There’s much robots can achieve by observing human demonstrations, like the actions necessary to move a box of crackers from a counter to storage. But imitation learning is by no means a perfect science — demonstrators often complete subgoals that distract systems from overarching tasks.
To solve this, researchers at the University of Washington, Stanford University, the University of Illinois Urbana-Champaign, the University of Toronto, and Nvidia propose an “inverse planning” system that taps motions or low-level trajectories to capture the intention of actions. After evaluating their technique by collecting and testing against a corpus of video demonstrations conditioned on a set of kitchen goals, the team reports that their motion reasoning approach improves task success by over 20%.
The researchers lay out the full extent of the problem in a preprint paper detailing their work. In an environment like, say, a cluttered kitchen, they note that objects are configured in such a way that the goal is obfuscated. Recognizing an action sequence isn’t enough, because a task’s motivations could be myriad. For example, a demonstrator might stow away a tablecloth both to remove it from view and reach a knife underneath it.

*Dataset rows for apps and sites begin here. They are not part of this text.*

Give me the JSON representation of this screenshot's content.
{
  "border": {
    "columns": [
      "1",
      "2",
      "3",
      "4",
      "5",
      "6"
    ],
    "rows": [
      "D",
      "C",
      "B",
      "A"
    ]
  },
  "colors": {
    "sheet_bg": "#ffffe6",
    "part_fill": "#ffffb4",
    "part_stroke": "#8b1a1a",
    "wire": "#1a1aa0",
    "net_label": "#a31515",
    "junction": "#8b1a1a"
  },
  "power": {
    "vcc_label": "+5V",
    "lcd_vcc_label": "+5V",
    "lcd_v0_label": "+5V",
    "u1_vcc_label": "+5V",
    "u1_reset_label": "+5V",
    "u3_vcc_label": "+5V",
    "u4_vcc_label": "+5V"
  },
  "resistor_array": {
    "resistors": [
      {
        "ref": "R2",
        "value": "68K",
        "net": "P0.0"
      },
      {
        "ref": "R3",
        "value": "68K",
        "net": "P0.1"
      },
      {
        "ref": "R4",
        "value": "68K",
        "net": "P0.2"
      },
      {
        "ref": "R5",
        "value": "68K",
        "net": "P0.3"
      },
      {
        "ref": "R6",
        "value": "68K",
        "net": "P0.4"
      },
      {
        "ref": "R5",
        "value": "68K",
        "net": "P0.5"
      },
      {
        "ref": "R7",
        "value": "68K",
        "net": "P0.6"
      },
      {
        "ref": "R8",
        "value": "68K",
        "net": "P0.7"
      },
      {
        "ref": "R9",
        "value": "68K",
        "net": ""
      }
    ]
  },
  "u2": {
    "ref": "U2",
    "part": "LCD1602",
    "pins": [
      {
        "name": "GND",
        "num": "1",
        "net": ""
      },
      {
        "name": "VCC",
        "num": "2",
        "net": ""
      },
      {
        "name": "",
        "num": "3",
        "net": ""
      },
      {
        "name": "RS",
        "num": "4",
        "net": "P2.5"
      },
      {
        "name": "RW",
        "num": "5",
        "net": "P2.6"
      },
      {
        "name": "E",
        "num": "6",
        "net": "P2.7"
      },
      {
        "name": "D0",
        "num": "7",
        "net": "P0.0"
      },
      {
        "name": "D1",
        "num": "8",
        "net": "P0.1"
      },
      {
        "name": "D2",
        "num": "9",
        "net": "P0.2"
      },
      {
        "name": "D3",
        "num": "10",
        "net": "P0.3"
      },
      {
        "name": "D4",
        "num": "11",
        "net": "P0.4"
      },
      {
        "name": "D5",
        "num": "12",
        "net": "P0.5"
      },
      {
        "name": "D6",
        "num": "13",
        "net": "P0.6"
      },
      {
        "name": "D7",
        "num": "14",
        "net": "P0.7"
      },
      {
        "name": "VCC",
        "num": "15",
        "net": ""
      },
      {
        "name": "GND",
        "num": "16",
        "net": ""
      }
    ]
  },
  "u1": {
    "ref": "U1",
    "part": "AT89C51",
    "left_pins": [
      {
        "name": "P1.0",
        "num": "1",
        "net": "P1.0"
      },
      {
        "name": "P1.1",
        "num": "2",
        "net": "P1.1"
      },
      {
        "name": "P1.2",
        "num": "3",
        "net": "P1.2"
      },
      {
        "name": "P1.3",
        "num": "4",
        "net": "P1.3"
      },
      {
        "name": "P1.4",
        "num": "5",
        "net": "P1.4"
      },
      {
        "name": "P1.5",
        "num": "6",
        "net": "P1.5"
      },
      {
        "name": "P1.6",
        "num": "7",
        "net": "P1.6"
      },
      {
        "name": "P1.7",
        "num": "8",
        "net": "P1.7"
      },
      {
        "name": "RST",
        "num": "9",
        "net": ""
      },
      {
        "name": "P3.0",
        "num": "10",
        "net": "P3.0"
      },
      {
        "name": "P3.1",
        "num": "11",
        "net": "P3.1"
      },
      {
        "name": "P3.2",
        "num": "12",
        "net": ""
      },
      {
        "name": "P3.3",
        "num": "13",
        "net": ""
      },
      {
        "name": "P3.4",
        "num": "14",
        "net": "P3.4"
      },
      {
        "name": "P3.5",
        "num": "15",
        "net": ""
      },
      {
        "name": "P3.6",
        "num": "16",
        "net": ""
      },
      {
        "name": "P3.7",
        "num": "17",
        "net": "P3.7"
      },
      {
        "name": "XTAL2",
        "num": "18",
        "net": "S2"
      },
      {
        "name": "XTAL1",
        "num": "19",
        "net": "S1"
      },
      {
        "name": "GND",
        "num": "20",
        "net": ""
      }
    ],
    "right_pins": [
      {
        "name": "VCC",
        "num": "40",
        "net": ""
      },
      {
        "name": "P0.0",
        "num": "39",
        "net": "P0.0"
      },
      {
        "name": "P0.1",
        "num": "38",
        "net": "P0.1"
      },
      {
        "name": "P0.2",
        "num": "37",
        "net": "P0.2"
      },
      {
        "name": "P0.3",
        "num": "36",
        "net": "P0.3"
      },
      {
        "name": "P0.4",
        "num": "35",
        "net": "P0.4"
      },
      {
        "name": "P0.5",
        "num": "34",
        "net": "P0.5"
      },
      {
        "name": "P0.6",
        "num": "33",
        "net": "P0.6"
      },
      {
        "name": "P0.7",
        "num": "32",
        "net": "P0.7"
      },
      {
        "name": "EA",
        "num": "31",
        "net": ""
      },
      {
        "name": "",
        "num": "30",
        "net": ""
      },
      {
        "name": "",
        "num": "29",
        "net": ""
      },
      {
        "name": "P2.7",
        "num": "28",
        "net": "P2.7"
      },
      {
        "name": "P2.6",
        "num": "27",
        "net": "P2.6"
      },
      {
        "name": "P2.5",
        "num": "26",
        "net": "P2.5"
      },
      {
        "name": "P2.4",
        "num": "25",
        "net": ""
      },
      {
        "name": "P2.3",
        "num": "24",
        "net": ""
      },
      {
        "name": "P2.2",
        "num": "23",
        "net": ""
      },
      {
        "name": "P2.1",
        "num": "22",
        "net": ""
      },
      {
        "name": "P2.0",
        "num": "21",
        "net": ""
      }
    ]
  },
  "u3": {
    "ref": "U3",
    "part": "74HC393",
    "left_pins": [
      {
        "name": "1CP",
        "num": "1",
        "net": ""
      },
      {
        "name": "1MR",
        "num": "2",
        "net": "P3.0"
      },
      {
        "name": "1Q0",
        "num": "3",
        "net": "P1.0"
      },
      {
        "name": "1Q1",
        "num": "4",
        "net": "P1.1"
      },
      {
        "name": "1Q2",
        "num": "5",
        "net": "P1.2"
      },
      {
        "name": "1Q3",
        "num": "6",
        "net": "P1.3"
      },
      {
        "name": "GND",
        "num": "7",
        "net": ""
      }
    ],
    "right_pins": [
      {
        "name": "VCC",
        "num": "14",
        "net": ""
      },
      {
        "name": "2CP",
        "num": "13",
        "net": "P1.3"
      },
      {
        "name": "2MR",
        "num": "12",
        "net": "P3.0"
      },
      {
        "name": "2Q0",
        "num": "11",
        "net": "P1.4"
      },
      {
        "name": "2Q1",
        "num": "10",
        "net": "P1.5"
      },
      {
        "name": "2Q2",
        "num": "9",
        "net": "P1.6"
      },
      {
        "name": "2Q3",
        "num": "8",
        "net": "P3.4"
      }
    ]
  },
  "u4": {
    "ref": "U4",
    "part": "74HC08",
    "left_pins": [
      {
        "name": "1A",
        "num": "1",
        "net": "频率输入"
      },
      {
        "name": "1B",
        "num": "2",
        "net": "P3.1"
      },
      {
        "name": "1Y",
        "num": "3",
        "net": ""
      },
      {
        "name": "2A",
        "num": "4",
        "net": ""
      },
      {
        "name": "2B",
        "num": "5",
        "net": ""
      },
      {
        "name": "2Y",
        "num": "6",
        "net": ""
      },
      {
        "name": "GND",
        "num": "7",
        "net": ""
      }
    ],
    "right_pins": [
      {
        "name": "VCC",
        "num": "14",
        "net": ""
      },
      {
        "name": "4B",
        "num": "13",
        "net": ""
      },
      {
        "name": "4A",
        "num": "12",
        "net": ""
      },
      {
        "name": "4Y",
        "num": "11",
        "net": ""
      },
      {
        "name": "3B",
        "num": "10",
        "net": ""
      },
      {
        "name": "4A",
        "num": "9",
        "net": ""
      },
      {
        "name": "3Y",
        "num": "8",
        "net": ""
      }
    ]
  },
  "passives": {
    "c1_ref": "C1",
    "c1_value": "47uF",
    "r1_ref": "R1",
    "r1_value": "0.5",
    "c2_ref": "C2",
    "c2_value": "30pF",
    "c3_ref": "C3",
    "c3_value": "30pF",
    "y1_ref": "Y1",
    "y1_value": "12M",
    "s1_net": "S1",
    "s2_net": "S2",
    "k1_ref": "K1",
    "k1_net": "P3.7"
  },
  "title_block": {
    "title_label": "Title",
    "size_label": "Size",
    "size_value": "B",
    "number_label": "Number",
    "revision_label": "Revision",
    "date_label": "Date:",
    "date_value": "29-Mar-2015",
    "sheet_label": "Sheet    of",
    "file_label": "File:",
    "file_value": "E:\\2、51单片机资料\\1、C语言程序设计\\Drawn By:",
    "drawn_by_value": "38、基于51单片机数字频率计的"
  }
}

The researchers’ AI system, then, outputs the symbolic goal of a task given a real-world video demonstration, which can then be used as input for robotics systems to reproduce said task. To test it, they had it learn a 24-task cooking objective where a human cook poured and prepped ingredients — tomato soup and spam — which were initially blocked by three objects, including a cracker box, mustard bottle, and sugar box. They recorded a total of four demonstrations for each task, resulting in a total of 96 demonstrations (excluding videos with substantial missing poses), and then they divided the tasks in two — 12 for system training and 12 for testing.
The researchers say that their full model explicitly performed motion reasoning about the objects in the demonstration, and thus wouldn’t blindly take all the object movements as intentional. Additionally, they note that it enabled imitation learning across different environments. In one experiment, the system managed to successfully extract the correct goal despite the manipulation of an object (the aforementioned sugar box); although the sugar box appeared in the kitchen, the robot recognized it didn’t need to move it because it was already out of the way.
“Our results show that this allows us to significantly outperform previous approaches that aim to infer the goal based on either just motion planning or task planning,” wrote the coauthors. “In addition, we show that our goal based formulation enables the robot to reproduce the same goal in a real kitchen by just watching the video demonstration from a mockup kitchen.”
The post Researchers teach robots to use inference to complete complex tasks appeared first on Venture Beat.